7. Pack a stainless steel straw 

If there’s one thing you need to learn in a foreign language it’s the words... 

"No Straw Please"

Straws are unnecessary and dangerous to wildlife. If you don’t want to ditch straws altogether, just switch to a reusable and washable stainless-steel straw. It's better for the planet, plus, being more sustainable saved me money in the long term.

8. Bring your own towel and be a smart guest

There’s no avoiding the fact that short time stays in hotels are not eco-friendly. Regardless of how many nights you stay, hotels usually provide at least one towel per guest as well as bed linen and blankets. That’s a lot of laundry and a lot of water.

To minimise the water wastage, bring your own towel. Leave the hotel’s towels clean and folded so it’s clear that they have not been used and do not need washing. You can also opt-out of daily room cleaning and don’t use the mini-toiletries provided. 

9. Dispose of waste responsibly 

Despite your best efforts, you’ll probably end up with some waste. When that happens, make sure you dispose of it responsibly. Keep hold of your plastic bottle, paper or other recyclable waste until you find a recycling facility. 

10. Skip the shopping 

Keyrings, fridge magnets, and a wrist of colourful bracelets are travellers trademarks but these souvenirs often end up in the trash. In place of hoarding items that will make your luggage heavier, shop for locally produced foods, sweets, and drinks.
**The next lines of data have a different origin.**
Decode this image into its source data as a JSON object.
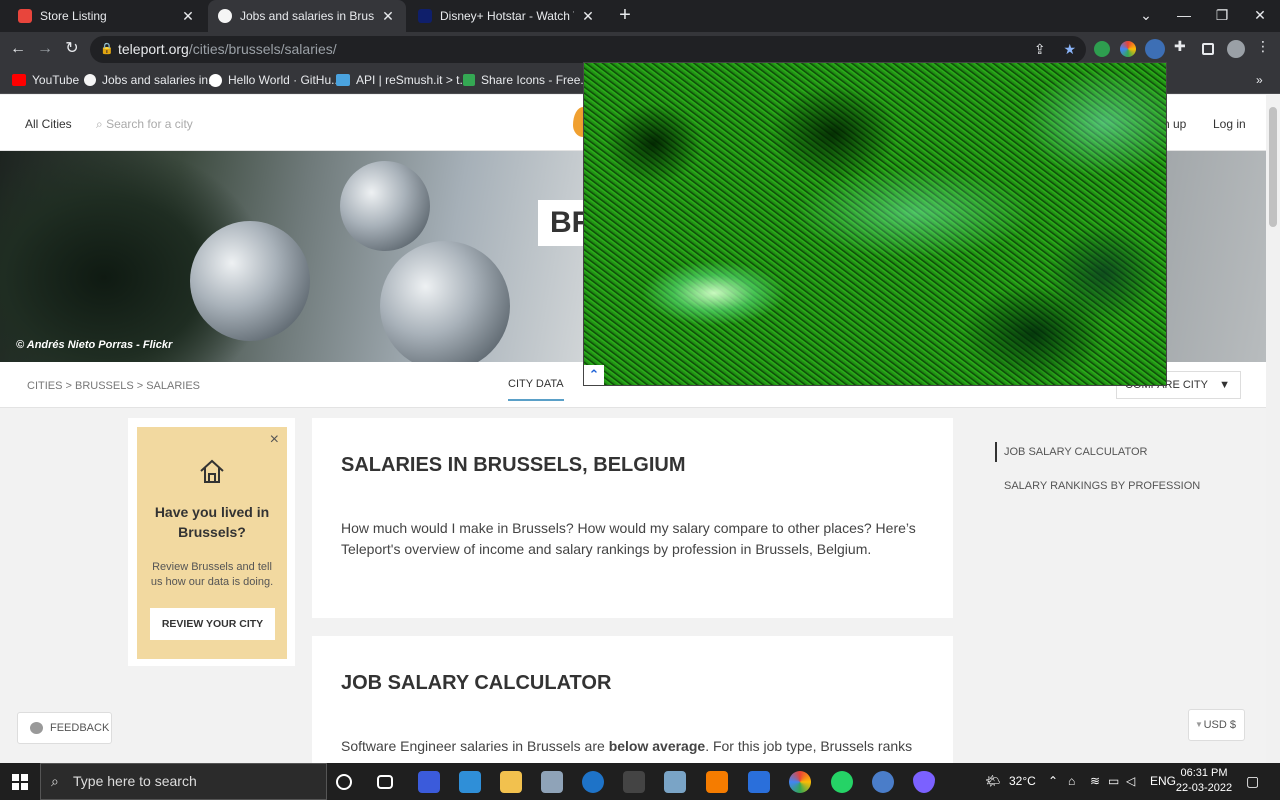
{
  "browser": {
    "tabs": [
      {
        "title": "Store Listing",
        "active": false
      },
      {
        "title": "Jobs and salaries in Brussels, Belg",
        "active": true
      },
      {
        "title": "Disney+ Hotstar - Watch TV Shov",
        "active": false
      }
    ],
    "url_host": "teleport.org",
    "url_path": "/cities/brussels/salaries/",
    "bookmarks": [
      "YouTube",
      "Jobs and salaries in...",
      "Hello World · GitHu...",
      "API | reSmush.it > t...",
      "Share Icons - Free..."
    ],
    "bookmarks_more": "»"
  },
  "site": {
    "header": {
      "all_cities": "All Cities",
      "search_placeholder": "Search for a city",
      "signup": "n up",
      "login": "Log in"
    },
    "hero": {
      "title_fragment": "BR",
      "credit": "© Andrés Nieto Porras - Flickr"
    },
    "subnav": {
      "breadcrumb": "CITIES > BRUSSELS > SALARIES",
      "city_data": "CITY DATA",
      "compare_city": "COMPARE CITY"
    },
    "promo": {
      "heading": "Have you lived in Brussels?",
      "text": "Review Brussels and tell us how our data is doing.",
      "button": "REVIEW YOUR CITY"
    },
    "section1": {
      "title": "SALARIES IN BRUSSELS, BELGIUM",
      "text": "How much would I make in Brussels? How would my salary compare to other places? Here’s Teleport's overview of income and salary rankings by profession in Brussels, Belgium."
    },
    "section2": {
      "title": "JOB SALARY CALCULATOR",
      "text_before": "Software Engineer salaries in Brussels are ",
      "text_bold": "below average",
      "text_after": ". For this job type, Brussels ranks"
    },
    "sidenav": [
      "JOB SALARY CALCULATOR",
      "SALARY RANKINGS BY PROFESSION"
    ],
    "feedback": "FEEDBACK",
    "currency": "USD $"
  },
  "taskbar": {
    "search_placeholder": "Type here to search",
    "temperature": "32°C",
    "language": "ENG",
    "time": "06:31 PM",
    "date": "22-03-2022"
  }
}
Collect experiences and photographs rather than items.

To support local economies consider tipping a market seller for allowing you to take photographs instead of buying items. 

11. Take zero-waste entertainment

Travel often involves long waits and lots of reading time. Magazines and newspapers are always for sale in airports, bus stations, and train stations but you can trade these for zero-waste electronic versions. Prepare for travel by downloading e-books, today's news, podcasts, or entertainment apps.

If you’re like me and you prefer to read from a real book rather than a screen, search for second-hand books. Hotels and hostels often have a book share where you can leave your book and take another. Alternatively, purchase books from a second-hand store or flea market.  

The travel industry certainly needs cleaning up but these simple tips are your one-way ticket to zero-waste travel.

Bon voyage!